A valuation helps to determine what a company is worth and whether its price is reasonable.
- The valuation of the company is inherently subjective;
- The objective of valuation is to find out what a willing buyer will pay to a willing seller;
- Valuation gives the cost basis for the investment;
- A lower valuation at the time of investment does provide investors with higher profits;
- “Moneyball” – is a good analogy. Buying undervalued players is very similar to buying undervalued stocks.
The absolute valuation is a process by which we assess the current intrinsic value of the company, independently of price.
Absolute valuation is based on 5-step process:
- Estimating long-term future cash-flows of the firm;
- Estimating the rate at which to discount those cash-flows to derive today’s value;
- Discount the estimated future cash-flows by the Weighted Average Cost of Capital (WACC);
- Take the total firm value and derive the market capitalization from it;
- Estimate fair share price.
Side-note: Estimating long-term future cash-flows is the most challenging step in the absolute valuation process. It involves making assumptions upon which future performance of a share will be projected.
Some of the main functions for performing absolute valuation within the Bloomberg Terminal are:
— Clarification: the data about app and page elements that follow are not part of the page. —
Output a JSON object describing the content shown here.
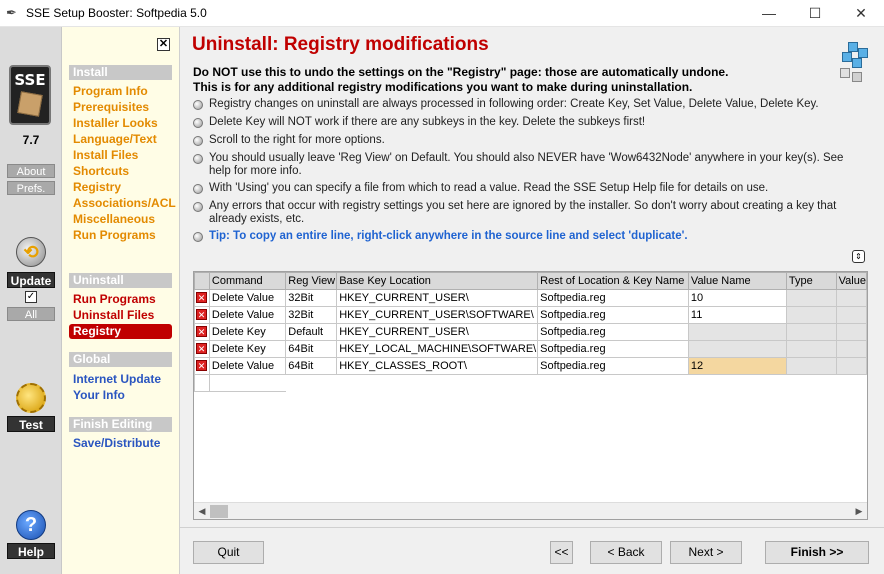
{
  "window": {
    "title": "SSE Setup Booster: Softpedia 5.0",
    "minimize": "—",
    "maximize": "☐",
    "close": "✕"
  },
  "leftbar": {
    "logo": "SSE",
    "version": "7.7",
    "about": "About",
    "prefs": "Prefs.",
    "update": "Update",
    "all": "All",
    "test": "Test",
    "help": "Help"
  },
  "nav": {
    "close": "✕",
    "install_head": "Install",
    "install_items": [
      "Program Info",
      "Prerequisites",
      "Installer Looks",
      "Language/Text",
      "Install Files",
      "Shortcuts",
      "Registry",
      "Associations/ACL",
      "Miscellaneous",
      "Run Programs"
    ],
    "uninstall_head": "Uninstall",
    "uninstall_items": [
      "Run Programs",
      "Uninstall Files",
      "Registry"
    ],
    "global_head": "Global",
    "global_items": [
      "Internet Update",
      "Your Info"
    ],
    "finish_head": "Finish Editing",
    "finish_items": [
      "Save/Distribute"
    ]
  },
  "main": {
    "title": "Uninstall: Registry modifications",
    "warn1": "Do NOT use this to undo the settings on the \"Registry\" page: those are automatically undone.",
    "warn2": "This is for any additional registry modifications you want to make during uninstallation.",
    "bullets": [
      "Registry changes on uninstall are always processed in following order: Create Key, Set Value, Delete Value, Delete Key.",
      "Delete Key will NOT work if there are any subkeys in the key. Delete the subkeys first!",
      "Scroll to the right for more options.",
      "You should usually leave 'Reg View' on Default. You should also NEVER have 'Wow6432Node' anywhere in your key(s). See help for more info.",
      "With 'Using' you can specify a file from which to read a value. Read the SSE Setup Help file for details on use.",
      "Any errors that occur with registry settings you set here are ignored by the installer. So don't worry about creating a key that already exists, etc."
    ],
    "tip": "Tip: To copy an entire line, right-click anywhere in the source line and select 'duplicate'."
  },
  "grid": {
    "headers": [
      "Command",
      "Reg View",
      "Base Key Location",
      "Rest of Location & Key Name",
      "Value Name",
      "Type",
      "Value"
    ],
    "rows": [
      [
        "Delete Value",
        "32Bit",
        "HKEY_CURRENT_USER\\",
        "Softpedia.reg",
        "10"
      ],
      [
        "Delete Value",
        "32Bit",
        "HKEY_CURRENT_USER\\SOFTWARE\\",
        "Softpedia.reg",
        "11"
      ],
      [
        "Delete Key",
        "Default",
        "HKEY_CURRENT_USER\\",
        "Softpedia.reg",
        ""
      ],
      [
        "Delete Key",
        "64Bit",
        "HKEY_LOCAL_MACHINE\\SOFTWARE\\",
        "Softpedia.reg",
        ""
      ],
      [
        "Delete Value",
        "64Bit",
        "HKEY_CLASSES_ROOT\\",
        "Softpedia.reg",
        "12"
      ]
    ]
  },
  "buttons": {
    "quit": "Quit",
    "first": "<<",
    "back": "< Back",
    "next": "Next >",
    "finish": "Finish >>"
  }
}
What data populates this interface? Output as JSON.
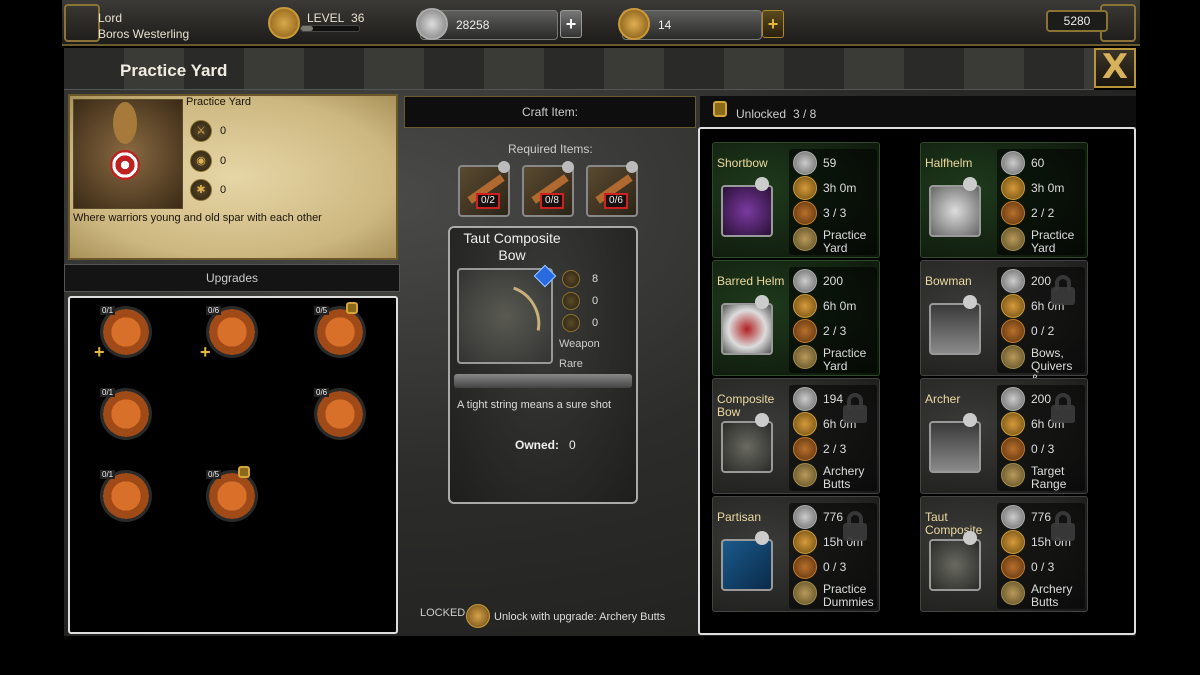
{
  "player": {
    "title": "Lord",
    "name": "Boros Westerling",
    "level_label": "LEVEL",
    "level": "36",
    "xp_progress": 0.2
  },
  "resources": {
    "silver": "28258",
    "gold": "14",
    "right_value": "5280"
  },
  "window": {
    "title": "Practice Yard",
    "close_label": "X"
  },
  "building": {
    "name": "Practice Yard",
    "stats": [
      "0",
      "0",
      "0"
    ],
    "description": "Where warriors young and old spar with each other"
  },
  "upgrades": {
    "header": "Upgrades",
    "items": [
      {
        "count": "0/1",
        "locked": false,
        "plus": true
      },
      {
        "count": "0/6",
        "locked": false,
        "plus": true
      },
      {
        "count": "0/5",
        "locked": true,
        "plus": false
      },
      {
        "count": "0/1",
        "locked": false,
        "plus": false
      },
      {
        "count": "0/6",
        "locked": false,
        "plus": false
      },
      {
        "count": "0/1",
        "locked": false,
        "plus": false
      },
      {
        "count": "0/5",
        "locked": true,
        "plus": false
      }
    ]
  },
  "craft": {
    "header": "Craft Item:",
    "required_label": "Required Items:",
    "required": [
      "0/2",
      "0/8",
      "0/6"
    ],
    "item": {
      "name": "Taut Composite Bow",
      "stats": [
        "8",
        "0",
        "0"
      ],
      "type": "Weapon",
      "rarity": "Rare",
      "description": "A tight string means a sure shot",
      "owned_label": "Owned:",
      "owned": "0"
    },
    "locked_label": "LOCKED",
    "unlock_text": "Unlock with upgrade: Archery Butts"
  },
  "recipes": {
    "unlocked_label": "Unlocked",
    "unlocked_count": "3 / 8",
    "items": [
      {
        "name": "Shortbow",
        "cost": "59",
        "time": "3h 0m",
        "level": "3  /  3",
        "building": "Practice Yard",
        "locked": false
      },
      {
        "name": "Halfhelm",
        "cost": "60",
        "time": "3h 0m",
        "level": "2  /  2",
        "building": "Practice Yard",
        "locked": false
      },
      {
        "name": "Barred Helm",
        "cost": "200",
        "time": "6h 0m",
        "level": "2  /  3",
        "building": "Practice Yard",
        "locked": false
      },
      {
        "name": "Bowman",
        "cost": "200",
        "time": "6h 0m",
        "level": "0  /  2",
        "building": "Bows, Quivers &...",
        "locked": true
      },
      {
        "name": "Composite Bow",
        "cost": "194",
        "time": "6h 0m",
        "level": "2  /  3",
        "building": "Archery Butts",
        "locked": true
      },
      {
        "name": "Archer",
        "cost": "200",
        "time": "6h 0m",
        "level": "0  /  3",
        "building": "Target Range",
        "locked": true
      },
      {
        "name": "Partisan",
        "cost": "776",
        "time": "15h 0m",
        "level": "0  /  3",
        "building": "Practice Dummies",
        "locked": true
      },
      {
        "name": "Taut Composite",
        "cost": "776",
        "time": "15h 0m",
        "level": "0  /  3",
        "building": "Archery Butts",
        "locked": true
      }
    ]
  }
}
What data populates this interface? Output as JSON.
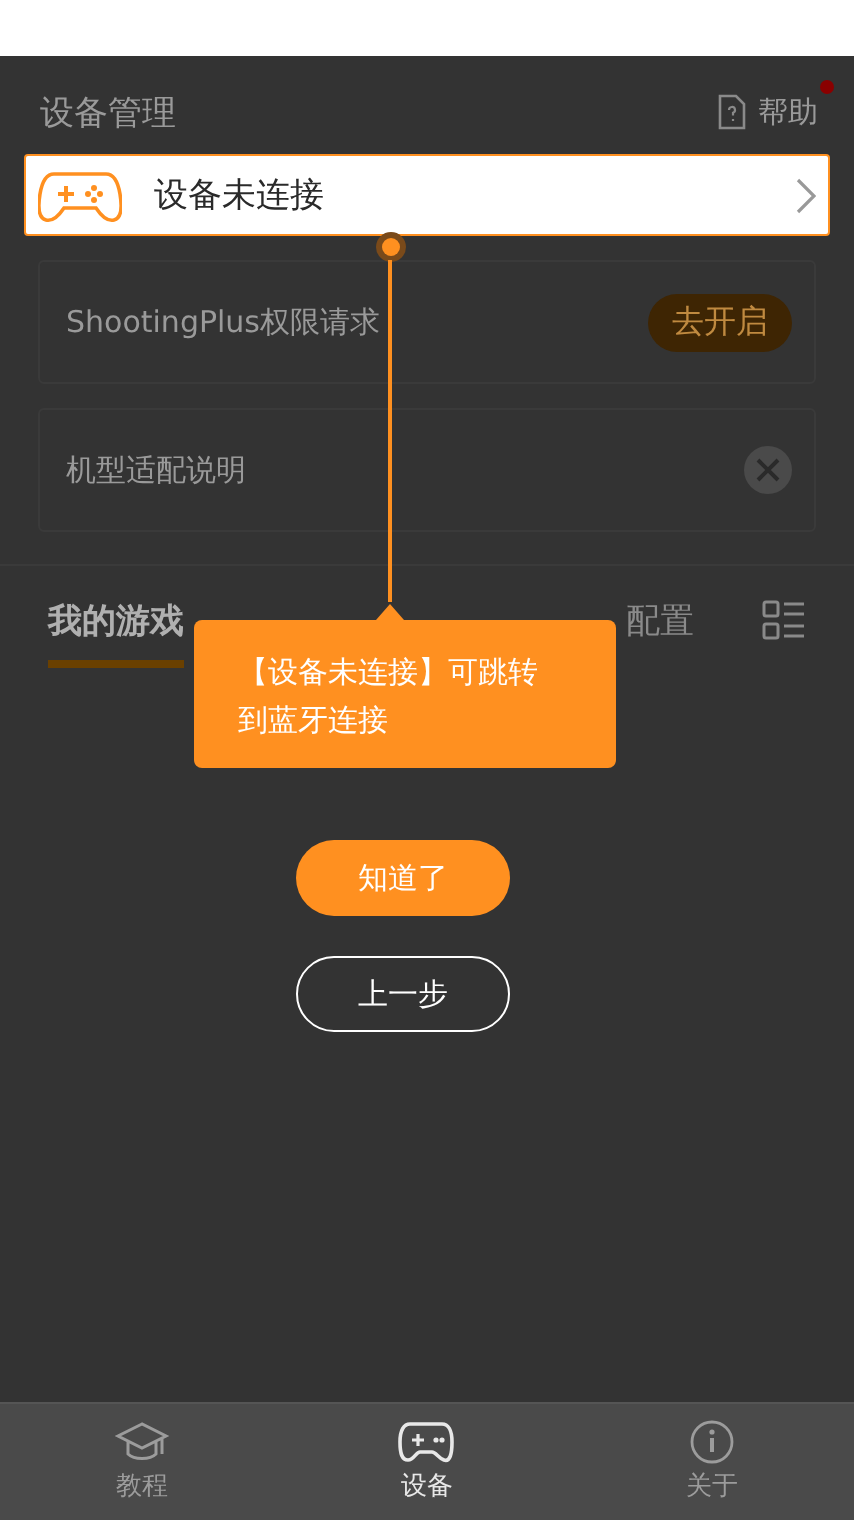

Every of the above function has its own distinct features which also depend on the type of security chosen. This lig guide provides a brief introduction to company and industry analysis, which are based on the Bloomberg Market Concept (BMC) course.